Tuesday, 25 October 2011


My first road bike, the Condor Acciaio, has been sold. I genuinely had a bit of a lump in the throat. It was/is a fine bike which saw my first (doomed) attempt to get round Richmond Park. It saw me get up Ditchling Beacon on the London-Brighton run. Still, it was just a bike, right?

Saturday, 22 October 2011


I can explain Mrs D, honestly I can...

Click to enlarge

For more photos click here

Sunday, 9 October 2011

Turning the commute into a Charlie Chaplin themed pub crawl?

Cycling home (on the Surly custom bike) from work recently I decided to try a different route. I'd become tired of the slog from Waterloo up to Clapham Common via Kennington Road & Clapham Road. For a start there are tons of traffic lights to slow you down, and the volume of cars and buses makes breathing fairly hazardous. I'd also ended up racing, the competitive streak taking hold.The faster you go the more likely you are to crash on a commute (within reason).
So anyway, at Lambeth North tube, instead of turning left up Kennington Road I took a little right fork up Hercules Road (where Charlie Chaplin went to school).

The Pineapple

53 Hercules Road

Here you find the Pineapple, a "traditional boozer" that apparently serves the best Guiness in London according to a fan page on Facebook
From there it's a succession of back streets alongside the  railway arches with hardly a car to be seen.
The Jolly Gardeners
Crossing over Lambeth Road, heading down Sail Street and Newport Street following the railway arches, you hit Black Prince Road. Here you find The Jolly Gardeners, which is apparently London's first German gastro pub (Schnitzel, and roast potatoes and a drink for about £5?!) My friend Boris goes there and says it excellent, a great place to watch football. But perhaps not England matches.

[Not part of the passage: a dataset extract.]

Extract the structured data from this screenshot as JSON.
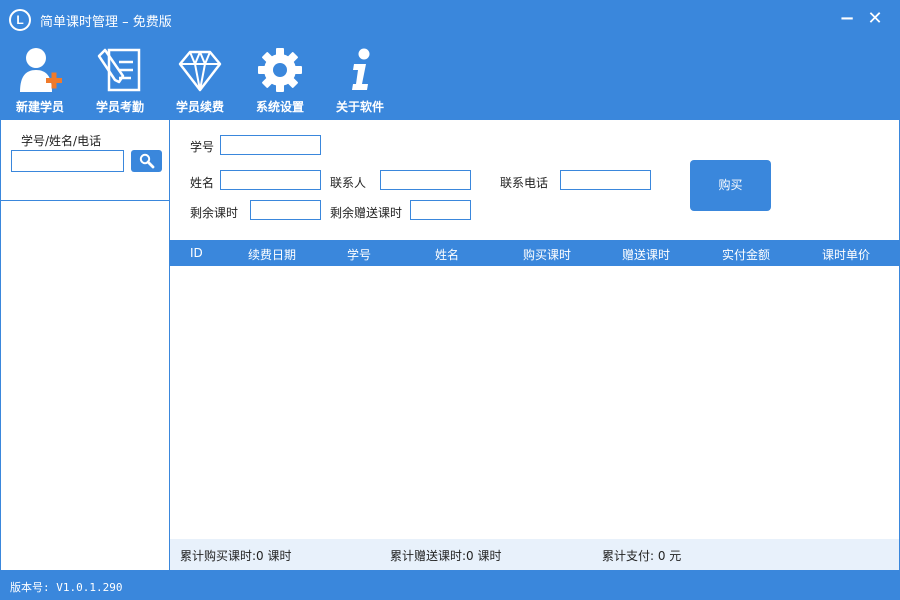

Across Black Prince Road into Vauxhall Walk you see the Queen's Head, just 50 yards from the railway line. 
The Queen's Head
It was apparently outside this pub that Charlie Chaplin got the inspiration for his 'tramp' character. His mother was committed to an asylum when he was five and his alcoholic father was involved in the pub trade, so Chaplin spent much of his time hanging around ouside establishments such as the Queen's Head, observing the local characters.

The Black Dog
Further along Vauxhall Walk opposite Victoria Spring Gardens park you find The Black Dog, a recently renovated free house serving 'seasonal food'. It looked very tempting as I whizzed past that day. I might well be stopping here next time I'm not in a hurry to get home.

Just a coupleof hundreds of yards up the road is the Tea House Theatre serving Tea & Cake, making it an ideal spot to stop after a decent cycle ride. As far as I can tell it isn't actually a theatre, but used to be the Queen Anne pub, reputedly London's first strip bar. 
So it used to look like this....


 I think this is a great and atmospheric part of London, and one which I didn't know at all until taking the detour, with lots of great buildings; former workhouses, railway arch workshops, old tenements and some fine terraces, not to mention the many hostelries.
There's even some very well tended allotments on Tyers Street, just fifty yards from The Black Dog, surely the most central allotments in London?  

From there it's a more prosaic journey back to Clapham, although travelling along the backstreets between Wandsworth Road and South Lambeth Road you come across 'little Portugal' around Wilcox Road, yet more pubs (anyone would think Londoners enjoy a drink!), and a gorgeous circular terrace, Landsdowne Gardens. 
Through fashionable Clapham Old Town with its many bars, restaurants and pubs, and it's home via the cycle route over the Clapham Common.
I'm now dying for my next chance to cycle home. Roll on Thursday night!

Here's the route (or at least the part from Blackfriars Bridge).
The reverse ride, from home to work is almost identical although the urge to stop at pubs along the way will be less strong (I start work at lunchtimes sometimes) as you avoid Vauxhall Walk but cycle past the Tyers Street allotments instead.  Here's home to work.

Monday, 3 October 2011


To be honest, I haven't always worn a helmet. For short rides I sometimes don't bother. 
But today I went for a long ride and stopped off at the London Cycle Workshop on my way home. 
Were I just visiting the workshop I might have gone without one, but it's just as well I had one on today because joining Battersea Rise from the cycle path I attempted to accelerate away, which unfortunately caused the chain to come off.  
As I was out of the saddle I had a heavy fall, landing hard on my head, shoulder & hip. To be honest I was pretty lucky not to damage the bike. 
Rather than putting the unfortunate machine down, a team of bicycle mechanics are working through the night to acertain the cause of the mechanical malfunction. Hopefully, by dawn the problem will be rectified and we can all get on with our lives.
So it just remains for me to say: PLEASE WEAR A HELMET!!